Over the last decades, interacting with inhibitory immune checkpoints (e.g. anti-CTLA-4 and anti-PD-1) have entered the forefront of immune-oncology. These inhibitory immune checkpoints are inhibitory pathways of the immune system that function in physiological conditions to maintain tolerance of the organism towards self and to limit tissue damage when the immune system responds to an infection. However, tumors can co-opt certain immune checkpoints pathways in order to resist anti-tumor immunity. Antibodies avoiding the activation of these inhibitory immune checkpoints have revolutionized oncological practise for several tumor types since it abrogates the inhibition of the immune system which was highjacked by the tumor. As such they ‘release the brakes’ of the immune system. However, except for a small subset of patients with mismatch repair deficiency (MRR-D) or POLE mutation, less than 20% of cervical and endometrial cancer patients respond to anti-PD-1 treatment.

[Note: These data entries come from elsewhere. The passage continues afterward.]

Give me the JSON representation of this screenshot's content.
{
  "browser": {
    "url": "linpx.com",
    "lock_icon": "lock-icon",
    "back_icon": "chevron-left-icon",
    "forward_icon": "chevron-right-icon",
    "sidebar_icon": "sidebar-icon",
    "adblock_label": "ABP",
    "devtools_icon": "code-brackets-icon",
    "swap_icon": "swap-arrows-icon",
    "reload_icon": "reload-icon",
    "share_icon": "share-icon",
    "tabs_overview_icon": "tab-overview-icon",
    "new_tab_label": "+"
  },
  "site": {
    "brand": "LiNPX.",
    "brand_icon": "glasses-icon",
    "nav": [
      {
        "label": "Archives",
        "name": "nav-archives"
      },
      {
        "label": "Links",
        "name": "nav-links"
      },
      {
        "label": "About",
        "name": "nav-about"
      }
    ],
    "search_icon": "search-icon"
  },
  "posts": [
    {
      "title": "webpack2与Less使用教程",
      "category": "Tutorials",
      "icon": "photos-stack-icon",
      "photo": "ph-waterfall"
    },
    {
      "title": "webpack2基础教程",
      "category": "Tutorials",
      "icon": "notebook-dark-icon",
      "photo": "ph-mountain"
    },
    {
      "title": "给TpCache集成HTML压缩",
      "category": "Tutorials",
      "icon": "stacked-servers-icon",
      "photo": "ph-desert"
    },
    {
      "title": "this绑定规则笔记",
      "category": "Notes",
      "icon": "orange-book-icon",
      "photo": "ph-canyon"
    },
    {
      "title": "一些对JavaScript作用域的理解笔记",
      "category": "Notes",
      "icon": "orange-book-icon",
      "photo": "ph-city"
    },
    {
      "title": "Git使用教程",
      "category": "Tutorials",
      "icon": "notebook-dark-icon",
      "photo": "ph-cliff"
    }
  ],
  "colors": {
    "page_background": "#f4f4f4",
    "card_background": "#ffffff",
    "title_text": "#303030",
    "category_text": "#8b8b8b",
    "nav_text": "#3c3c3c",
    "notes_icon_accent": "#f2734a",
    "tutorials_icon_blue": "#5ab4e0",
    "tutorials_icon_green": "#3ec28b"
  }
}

Gynaecological tumors and their microenvironment also exerts other immunosuppressive effects, which might hamper effectiveness. Because a tumour is a complex composition of different cells, it is generally assumed that a combination of therapies is necessary to destroy it efficiently. The PRIMMO trial aims to improve the treatment for cervical and endometrial cancer patients and uterine sarcoma patients by a combination of 7 therapies which try collectively to support the immune system enabling it to kill the tumour.
Treatment consists of anti-PD-1 (pembrolizumab) every 3 weeks for six cycles in which the first administration is combined with hypofractionated radiotherapy (3x 8Gy). To modulate the tumor microenvironment patients take vitamin D, lansoprazole, aspirin, (low dose) cyclophosphamide along with the food supplement curcumin two weeks ahead as well as concomitant with the anti-PD-1 cycles.

The PRIMMO trial will open in 4 Belgian hospitals and both endometrium cancer, cervix cancer and uterine sarcoma patients can participate. To assess efficacy the difference in tumor load after 26 weeks of treatment will be compared with the tumor load before this treatment started. Besides this also safety, best overall response, progression-free survival, overall survival and quality of life will be measured. Exploratory immune biomarker changes in blood and tumor biopsies will be evaluated, extracellular vesicles characterized, cell death biomarkers in blood analysed and the impact on the gut microbiome assessed.

A total of 18 evaluable cervix cancer patients and 25 evaluable endometrium cancer patients will be enrolled. Uterine sarcoma patients are allowed for as long as the trial is open, but no sample size calculation was performed due to the rarity of the disease. Recruitment started in July 2017. An interim analysis for efficacy and futility is planned when half of the required number of evaluable patients in each group have reached their primary endpoint, estimated around Q3 2019. Final data analysis is expected Q2 2022.

More details about this study (NCT03192059) at www.clinicaltrials.gov or via info@anticancerfund [dot] org